McDonald: We did see a signal when confining the analysis to new-onset HF and asymptomatic LV systolic dysfunction, but nonetheless the endpoint was dominated by asymptomatic LV diastolic dysfunction. However, the asymptomatic left ventricular diastolic dysfunction at the level that we defined is a secure independent predictor of outcome for heart failure and other CV events, most notably atrial fibrillation. I agree that we don’t yet know whether an intervention focused on asymptomatic LV diastolic dysfunction is effective. All that we can advocate for now is heightened attention to risk factors.



Do you think that BNP-based screening to prevent heart failure has promise? How does the present study affect your thinking?

3 Responses to “BNP-Based Screening + Collaborative Care to Prevent Heart Failure?”

  1. The “psycologic” meaning of this CV risk factor (especially for Heart Failure) is very strong for the patients: it is related directly to the stress of “his/her” heart (while LDL doesn’t link so much to it). In this manner you (doctor)can obtain from the patient more adherence to a modified lifestyle or other intervention therapies.

  2. Renato De Vecchis, public hospital physician says:

    I have not read the article in full text, but judging from the abstract the Authors have assumed that BNP values of only ≥ 50 pg / ml are a sufficient indication for making an echocardiogram in asymptomatic individuals, provided they have risk factors( one or more) for cardiovascular disease. In contrast, I believe that this limit is too low and that it can generate a large number of ultrasound examinations negative for ventricular dysfunction. In Italy, according to Mannacio et al (1) the BNP level of 120 pg/ml was 91% sensitive and 85% specific, while 300 pg/ml was 80% sensitive and 91% specific for moderate or severe diastolic dysfunction ( within a cohort of patients with calcific aortic valve stenosis undergoing BNP assessment after surgical correction). Triggering a debate about this topic would be perhaps useful. In other words , it may be interesting to explore the cost-effectiveness of a screening program that includes a so frequent use of the echocardiogram for asymptomatic subjects. In this manner the very reliable negative predictive value of BNP would be not properly exploited , in my opinion. This in turn would result in a great number of unnecessary echocardiographic examinations.

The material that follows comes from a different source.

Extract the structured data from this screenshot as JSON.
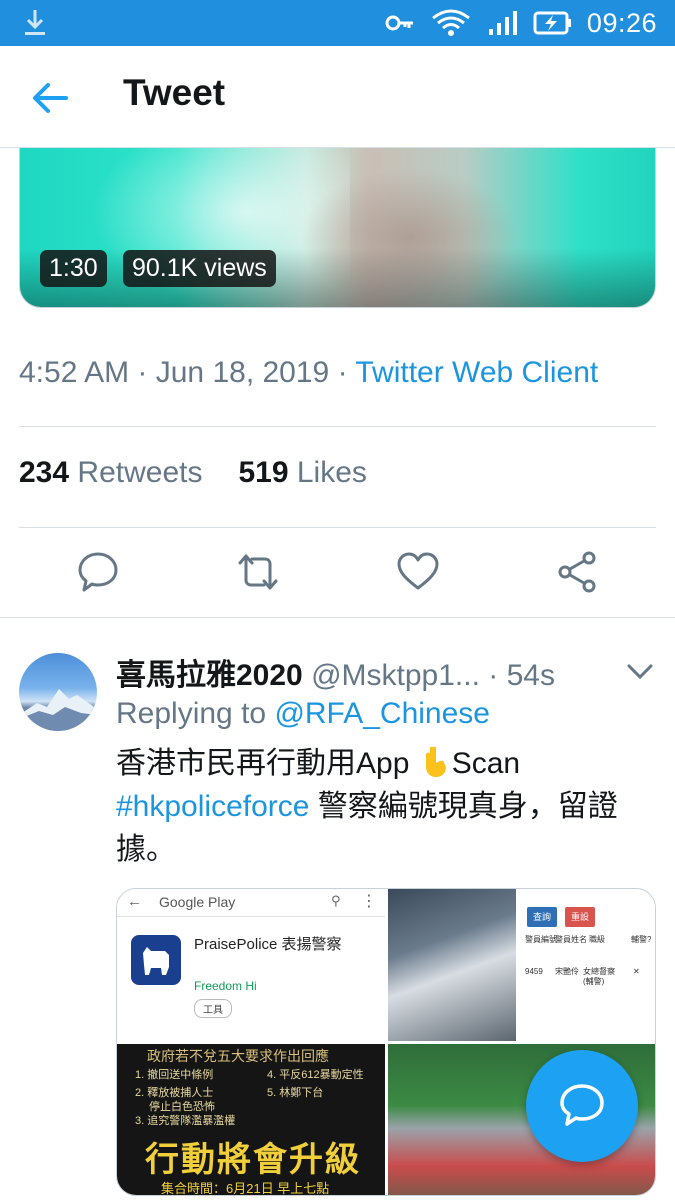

In this way, a very large number of cardiologists should be devoted to functions of echocardiographic assessment for screening purposes in apparently healthy individuals encumbered with one or more risk factors for CVD. However, in my opinion, a similarly accurate, but more cost-effective screening could be carried out using a BNP cut-off of 100 – 120 pg / ml.
    1) Mannacio V, Antignano A, De Amicis V, Di Tommaso L, Giordano R, Iannelli G, Vosa C. B-type natriuretic peptide as a biochemical marker of left ventricular diastolic function: assessment in asymptomatic patients 1 year after valve replacement for aortic stenosis. Interact Cardiovasc Thorac Surg. 2013 May 8. [Epub ahead of print]

  3. I’d like to congratulate Dr. McDonald and his colleagues for a very important and innovative study. Despite the obvious need for better early detection and prevention strategies for heart failure, and the consistent data linking biomarkers such as BNP/NT-proBNP and troponins with heart failure outcomes in the population, the field has been “stuck” because there has been very little information on what to do with the results of these tests. In part, this is because the type of study performed by McDonald et al is much harder to do than the observational studies performed to show the potential value of the biomarkers for risk assessment.

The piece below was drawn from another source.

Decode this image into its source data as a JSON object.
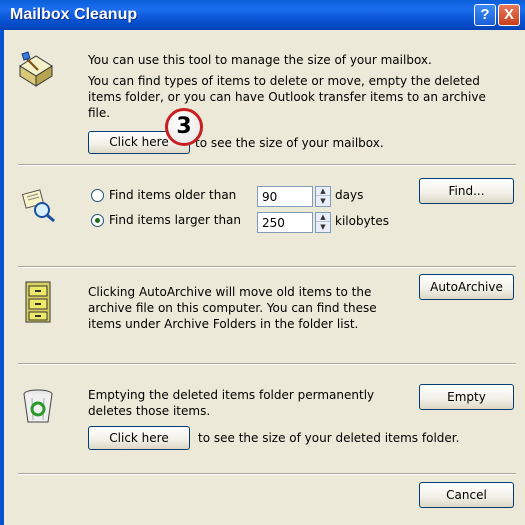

    In my view, this study offers a way forward. The approach the investigators use is practical and acknowledges the limitations of these biomarkers–namely that they provide information that is not specific enough with regard to disease mechanisms to guide a uniform therapeutic response. Thus, the “gatekeeper” strategy, where the test is used to guide the intensity of monitoring and use of noninvasive imaging is a logical and well reasoned approach, both for the natiuretic peptides and cardiac troponins.

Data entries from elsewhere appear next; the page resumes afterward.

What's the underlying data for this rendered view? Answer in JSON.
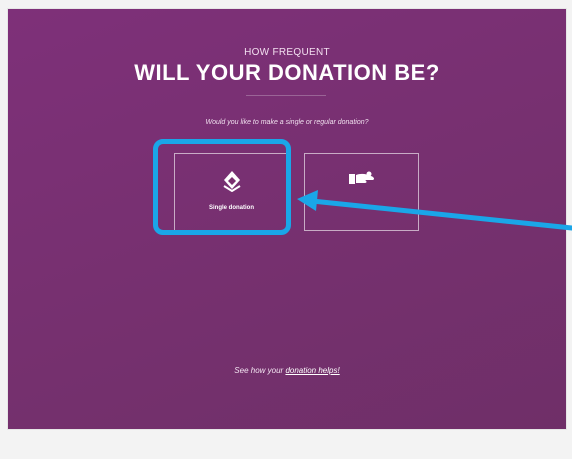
{
  "header": {
    "subtitle": "HOW FREQUENT",
    "title": "WILL YOUR DONATION BE?"
  },
  "question": "Would you like to make a single or regular donation?",
  "options": [
    {
      "label": "Single donation",
      "icon": "heart-diamond-icon"
    },
    {
      "label": "",
      "icon": "hand-giving-icon"
    }
  ],
  "footer": {
    "prefix": "See how your ",
    "link_label": "donation helps!"
  },
  "colors": {
    "background": "#7a306f",
    "highlight": "#1aa6e8",
    "page": "#f3f3f3"
  }
}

    I completely agree that larger studies will be needed to assess the effectiveness and cost-effectiveness of this strategy, but at least a potential path forward has been defined. Well done!